Friday, 13 August 2010

Eve-Online on VMPlayer with Kubuntu Linux

Right, so I've been busy, sorry about that, but I have tonight at least found myself a fair hunk of time to geek out a little more over VMplayer. And I'm impressed with the results.

As I made mention in a previous post I've been toying with Virtualizing some of my machines at home, firstly to unlock the masses of memory and cores I own, this has come off of the back of some work I've carried out at work to start to virtualize the software development.

Not to mention to finally get my development environment at home off of Windoze, but still retain the ability to test my output on a real windows box. Anyway, I'm mumbling, tonight I've been over a fair few places on the internet working out how to optimize a Windows XP Pro guest OS
on a Kubuntu Linux host.

And this is the result....
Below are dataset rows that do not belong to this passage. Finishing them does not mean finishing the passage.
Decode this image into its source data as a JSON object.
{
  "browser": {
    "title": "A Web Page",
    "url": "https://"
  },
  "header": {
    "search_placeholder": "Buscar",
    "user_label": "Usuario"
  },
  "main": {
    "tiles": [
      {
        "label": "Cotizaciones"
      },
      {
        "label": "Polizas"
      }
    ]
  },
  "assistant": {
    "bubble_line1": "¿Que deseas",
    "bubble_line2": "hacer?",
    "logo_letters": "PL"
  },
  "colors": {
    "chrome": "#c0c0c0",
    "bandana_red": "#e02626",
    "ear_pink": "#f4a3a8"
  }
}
That's right... I got eve running at 1024x768x24 full screen, but in the virtual machine, so it's a window... this really makes my geekometer max out.

I'm not going to bore you with the details of what I did, you can message me and find out... but for the basics...

  • Install Kubuntu - Spend a little time optimizing the desktop, turning off all desktop effects is a good step.
  • Install the best Native Graphics drivers for your machine into Linux. ATi users will be at a loss here, sorry.
  • Install VMplayer - Download and install VMplayer.
  • Now, go find your Windows XP Pro install disc, create a virtual machine in VMplayer, you need to give it 1GB of RAM and at least a single core, turning off the sound card really helps here btw and give it about 40GB of hard drive space... remove the floppy drive and set the display to 1 display with a maximum resolution of 1024x768, let Windows do it's thing and install [you will need a real licensed copy of Windows by the way].
  • Let the Virtual machine boot up, optimize windows so it's desktop effects are pretty much off.
  • Also let the VMware Tools download and install into the Virtual Machine.
  • Ensure that you have 3D Acceleration turned on in the Virtual Machine Settings, and also make sure that the Virtual Machine supports the 3D acceleration properly.
  • Next, inside the XP Virtual Machine browse on the internet to get yourself the DirectX Runtime 9.0c - Older ones tend to give the best results, I'm using a runtime from approximately August 2005.
  • Now we're off the beaten track, shutdown your Virtual Machine, and browse your hard drive to its VMX file, this is the file with all its settings inside. Add this to the last like "svga.ramSize=X", without the quotes.
  • The value of X is the number of bytes, and I've found it best to give the virtual machine half of your graphics RAM, so my test card has 256MB of RAM, so I've assigned the virtual machine 128MB (i.e. svga.vramSize=134217728 ).
  • Now, this is the real boring bit, start up and download Eve-Online within your Virtual Machine (see below).
  • Once Eve is Installed, let it open (it'll open on Maximum settings, for some reason).
  • Don't press anything, it'll take ages to start up, then set the settings within Eve to be the minimum values possible.
  • Voila, it'll run, as my screen shot shows.
The real key is to experiment, accept that you're going to run this at lower than your usual settings.

Certainly, for mining and trading this is working fine for me, I'm not sure about Missions, but I'll give them ago. But don't expect to be ace on the old PVP circuit with this set up, since action needs a good reaction you need native performance.

1 comment:

  1. Oh, and for reference, my test machine for this was not some mega high spec machine, it is a 2004 built machine:

    Intel Pentium 4 (HT) 3.0gHz
    1.5GB PC6400 DDR2 RAM
    nVidia 8800 GT 512MB DDR3 PCi(e)x16
    Hitachi 7200RPM 120GB hard disk

    The host OS is:

    Kubuntu (Lucid Linx) 10.4 running KDE

    The nVidia driver for Linux was installed separately.

    The version of VMplayer is 3.1.1, virtual machine spec: 1 Processor, 1GB of RAM, 1 Display a 1024x768, 40GB of hard drive space, 3D acceleration enabled.

    The host OS was Windows XP Professional SP2 (which I let upgrade to Service Pack 3).

    And once again, you will get the best results if you spend some time optimizing the display optimization in both the guest and host OS's for display performance.